◆ WORK INSTRUCTION ◆
When a line in the listing contains the string "data", pick it out and copy it.
+ + +
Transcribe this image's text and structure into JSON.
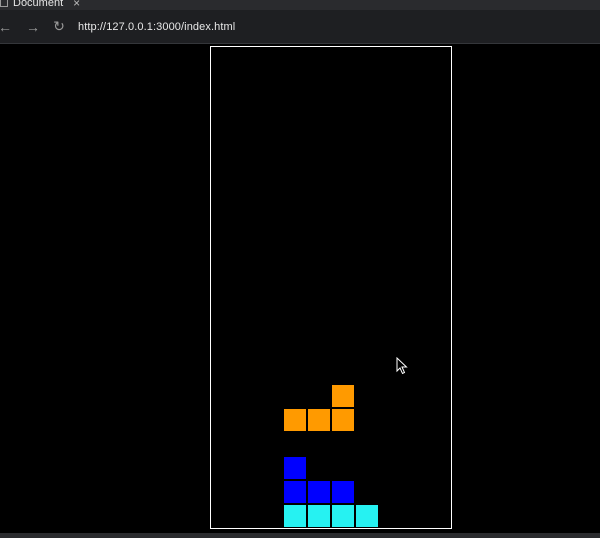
{
  "browser": {
    "tab_title": "Document",
    "tab_close": "×",
    "url": "http://127.0.0.1:3000/index.html",
    "back_icon": "←",
    "forward_icon": "→",
    "reload_icon": "↻"
  },
  "game": {
    "board_columns": 10,
    "board_rows": 20,
    "colors": {
      "orange": "#ff9a00",
      "blue": "#0000ff",
      "cyan": "#26f2f2",
      "board_border": "#ffffff",
      "background": "#000000"
    },
    "pieces": [
      {
        "name": "falling-l-piece",
        "color": "orange",
        "cells": [
          [
            5,
            14
          ],
          [
            3,
            15
          ],
          [
            4,
            15
          ],
          [
            5,
            15
          ]
        ]
      },
      {
        "name": "placed-j-piece",
        "color": "blue",
        "cells": [
          [
            3,
            17
          ],
          [
            3,
            18
          ],
          [
            4,
            18
          ],
          [
            5,
            18
          ]
        ]
      },
      {
        "name": "placed-i-piece",
        "color": "cyan",
        "cells": [
          [
            3,
            19
          ],
          [
            4,
            19
          ],
          [
            5,
            19
          ],
          [
            6,
            19
          ]
        ]
      }
    ]
  }
}
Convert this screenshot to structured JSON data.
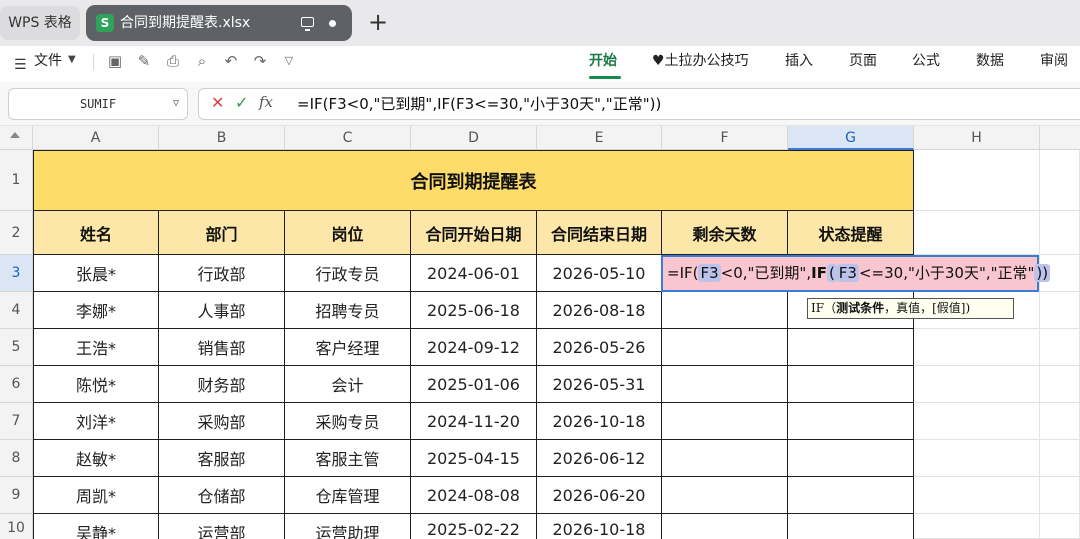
{
  "titlebar": {
    "home_tab": "WPS 表格",
    "file_tab": "合同到期提醒表.xlsx",
    "file_logo": "S"
  },
  "ribbon": {
    "file_menu": "文件",
    "tabs": [
      "开始",
      "♥土拉办公技巧",
      "插入",
      "页面",
      "公式",
      "数据",
      "审阅"
    ],
    "active_tab": "开始"
  },
  "formula_bar": {
    "name_box": "SUMIF",
    "formula": "=IF(F3<0,\"已到期\",IF(F3<=30,\"小于30天\",\"正常\"))"
  },
  "sheet": {
    "columns": [
      "A",
      "B",
      "C",
      "D",
      "E",
      "F",
      "G",
      "H"
    ],
    "rows": [
      "1",
      "2",
      "3",
      "4",
      "5",
      "6",
      "7",
      "8",
      "9",
      "10"
    ],
    "title": "合同到期提醒表",
    "headers": [
      "姓名",
      "部门",
      "岗位",
      "合同开始日期",
      "合同结束日期",
      "剩余天数",
      "状态提醒"
    ],
    "data": [
      [
        "张晨*",
        "行政部",
        "行政专员",
        "2024-06-01",
        "2026-05-10"
      ],
      [
        "李娜*",
        "人事部",
        "招聘专员",
        "2025-06-18",
        "2026-08-18"
      ],
      [
        "王浩*",
        "销售部",
        "客户经理",
        "2024-09-12",
        "2026-05-26"
      ],
      [
        "陈悦*",
        "财务部",
        "会计",
        "2025-01-06",
        "2026-05-31"
      ],
      [
        "刘洋*",
        "采购部",
        "采购专员",
        "2024-11-20",
        "2026-10-18"
      ],
      [
        "赵敏*",
        "客服部",
        "客服主管",
        "2025-04-15",
        "2026-06-12"
      ],
      [
        "周凯*",
        "仓储部",
        "仓库管理",
        "2024-08-08",
        "2026-06-20"
      ],
      [
        "吴静*",
        "运营部",
        "运营助理",
        "2025-02-22",
        "2026-10-18"
      ]
    ],
    "editing": {
      "p1": "=IF(",
      "ref1": "F3",
      "p2": "<0,\"已到期\",",
      "p3": "IF",
      "p4": "(",
      "ref2": "F3",
      "p5": "<=30,\"小于30天\",\"正常\"",
      "p6": "))"
    },
    "tooltip": {
      "func": "IF（",
      "arg1": "测试条件",
      "rest": "，真值，[假值])"
    }
  },
  "colors": {
    "title_fill": "#fddc6a",
    "header_fill": "#fde7a8",
    "editing_fill": "#f9c5cf",
    "accent": "#1a7a44"
  }
}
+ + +
◆ RESULT OF THE TASK ◆
Convert this screenshot to structured JSON data.
    "data": [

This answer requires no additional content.